But the parallels don’t end there. Not only have both countries seen a massive uptick in domestic travel – which leads to faster, uncontrollable spread of the virus – both nations also are wrangling with illegal migrant workers sneaking over the border.
Vietnamese officials haven’t pinpointed the origin of the new outbreak, but are certain about one thing: It came from outside the country. The health ministry confirmed that the DNA strain of the virus found in new patients is different than the one that afflicted people in March and April.
“This is imported,” Nga told the Times, adding that it likely entered Vietnam in June. “A virus cannot survive for three months in a community without causing illness.”
State police last weekend fanned out across Danang looking for illegal aliens, arresting nine Chinese who had sneaked across the border, joining dozens more Chinese caught in immigration dragnets across the country. All were put in quarantine camps or hospitalized.

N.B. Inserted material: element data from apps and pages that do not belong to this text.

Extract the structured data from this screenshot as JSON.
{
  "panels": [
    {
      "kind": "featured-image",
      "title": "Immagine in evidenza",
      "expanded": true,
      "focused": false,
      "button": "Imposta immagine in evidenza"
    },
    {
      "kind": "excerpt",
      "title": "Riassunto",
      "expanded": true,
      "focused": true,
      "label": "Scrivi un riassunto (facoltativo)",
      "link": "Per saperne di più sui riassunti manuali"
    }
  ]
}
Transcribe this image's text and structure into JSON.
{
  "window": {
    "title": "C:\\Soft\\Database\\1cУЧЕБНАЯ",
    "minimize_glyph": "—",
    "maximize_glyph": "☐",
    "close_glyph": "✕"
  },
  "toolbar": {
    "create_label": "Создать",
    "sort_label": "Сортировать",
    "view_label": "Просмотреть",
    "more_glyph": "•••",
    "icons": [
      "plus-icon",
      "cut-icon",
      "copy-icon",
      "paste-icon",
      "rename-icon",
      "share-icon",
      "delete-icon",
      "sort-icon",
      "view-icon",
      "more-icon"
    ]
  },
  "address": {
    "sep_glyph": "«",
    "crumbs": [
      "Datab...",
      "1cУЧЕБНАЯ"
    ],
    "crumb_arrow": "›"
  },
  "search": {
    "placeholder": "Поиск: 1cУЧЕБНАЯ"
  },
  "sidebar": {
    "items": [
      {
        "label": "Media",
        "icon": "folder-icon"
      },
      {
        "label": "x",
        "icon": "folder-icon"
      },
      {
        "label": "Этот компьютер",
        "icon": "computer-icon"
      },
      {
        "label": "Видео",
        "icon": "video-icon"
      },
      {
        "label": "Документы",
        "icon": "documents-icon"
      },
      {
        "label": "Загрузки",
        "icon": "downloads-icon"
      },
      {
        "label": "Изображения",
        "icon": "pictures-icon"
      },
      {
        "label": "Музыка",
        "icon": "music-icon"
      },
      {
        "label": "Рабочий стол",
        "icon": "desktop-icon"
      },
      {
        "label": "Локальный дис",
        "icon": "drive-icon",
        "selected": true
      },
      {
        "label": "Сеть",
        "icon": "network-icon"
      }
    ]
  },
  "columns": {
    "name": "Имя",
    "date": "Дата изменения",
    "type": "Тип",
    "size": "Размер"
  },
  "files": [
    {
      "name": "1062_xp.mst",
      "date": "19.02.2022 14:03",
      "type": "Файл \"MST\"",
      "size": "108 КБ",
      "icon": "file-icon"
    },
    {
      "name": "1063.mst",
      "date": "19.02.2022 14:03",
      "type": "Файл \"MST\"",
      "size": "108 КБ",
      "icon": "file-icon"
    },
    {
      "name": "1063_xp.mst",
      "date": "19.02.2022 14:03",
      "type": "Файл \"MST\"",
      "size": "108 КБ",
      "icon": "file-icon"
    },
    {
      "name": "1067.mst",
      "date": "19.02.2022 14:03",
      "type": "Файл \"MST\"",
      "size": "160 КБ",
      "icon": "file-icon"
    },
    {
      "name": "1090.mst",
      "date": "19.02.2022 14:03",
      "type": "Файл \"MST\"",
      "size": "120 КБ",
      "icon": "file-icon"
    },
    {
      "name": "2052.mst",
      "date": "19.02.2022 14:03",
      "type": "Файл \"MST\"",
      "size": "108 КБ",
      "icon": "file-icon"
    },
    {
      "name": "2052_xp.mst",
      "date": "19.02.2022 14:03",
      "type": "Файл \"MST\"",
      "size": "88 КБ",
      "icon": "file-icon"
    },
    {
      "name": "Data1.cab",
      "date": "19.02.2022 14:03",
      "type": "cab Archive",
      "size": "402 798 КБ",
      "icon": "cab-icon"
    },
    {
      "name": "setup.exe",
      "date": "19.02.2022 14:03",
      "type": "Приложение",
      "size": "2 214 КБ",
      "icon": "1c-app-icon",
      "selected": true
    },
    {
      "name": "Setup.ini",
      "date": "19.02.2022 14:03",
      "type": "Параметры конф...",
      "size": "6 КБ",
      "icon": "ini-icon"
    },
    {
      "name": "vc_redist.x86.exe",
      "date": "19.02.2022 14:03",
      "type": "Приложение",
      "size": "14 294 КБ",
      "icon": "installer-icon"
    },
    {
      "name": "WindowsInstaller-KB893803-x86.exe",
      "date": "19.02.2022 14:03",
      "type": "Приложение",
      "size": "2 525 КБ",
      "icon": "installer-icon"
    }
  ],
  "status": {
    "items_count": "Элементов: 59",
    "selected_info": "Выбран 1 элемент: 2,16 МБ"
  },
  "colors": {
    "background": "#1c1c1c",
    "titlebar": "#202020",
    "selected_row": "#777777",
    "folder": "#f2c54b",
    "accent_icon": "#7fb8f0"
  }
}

Thailand’s former generals, likewise, has been saber rattling about the virus threat of illegal migrants, ordering the military and Immigration Bureau to down on efforts to curb illegal border crossings.
On July 13, Deputy Prime Minister Prawit Wongsuwon ordered the Internal Security Operations Command, police and labor officials to suppress illegal migration and check workplaces and fishing piers for illegal aliens.
Like Vietnam, which has arrested 4,000 illegals this year, Thai border agents captured hundreds of illegal migrants every month since April with almost 500 coming from Cambodia, 300 from Myanmar and 80 from Laos.
On July 23, immigration Pol. Lt. Gen. Sompong Chingduang said surveillance has been stepped up in every border province, especially the one with Cambodia.
Ten Burmese migrants were captured in Chumphon Province on July 16 and traffickers were caught five days later in Mae Sot with a van full of more Burmese being smuggled to workplaces.
The government’s inability to control the influx of Burmese, Cambodians and Laotians is one reason the Center for Covid-19 Situation Administration agreed last week to crack open the border again to allow migrant workers to re-enter the country.
The CCSA portrayed the “Phase 6” relaxation as a move to aid Thai construction and food industries facing labor shortages, but it actually gives Thailand a better chance of catching imported Covid-19 cases. Unlike smuggled migrants, who may carry bring the coronavirus with them in traffickers’ vans, those entering legally must enter 14-day quarantines.
The Labor Ministry’s Department of Employment said 69,235 migrants with work permits and 42,168 first-time workers have registered to enter the country.
Employers complain, however, that the government is jeopardizing success of the Phase 6 migration plan by putting all the costs of testing and quarantine on employers, giving them less incentive to import workers legally.
The CCSA estimated that “alternative quarantine” for migrant workers would cost 13,200-19,300 baht per worker. The Group of Entrepreneurs with Foreign Workers said companies also are being forced to pick up the tab for health checks Covid-19 and five other infectious diseases.
Taken all together – waning public social distancing, a fully opened economy, increased domestic tourism and continued illegal immigration – and it’s clear that it’s not a matter of if Thailand is hit by a second coronavirus wave, but when.
“What is happening now in Vietnam was almost inevitable,” Guy Thwaites, director of the Oxford University Clinical Research Unit in Ho Chi Minh City, told Reuters. “It is almost impossible to isolate an entire country from a global pandemic.”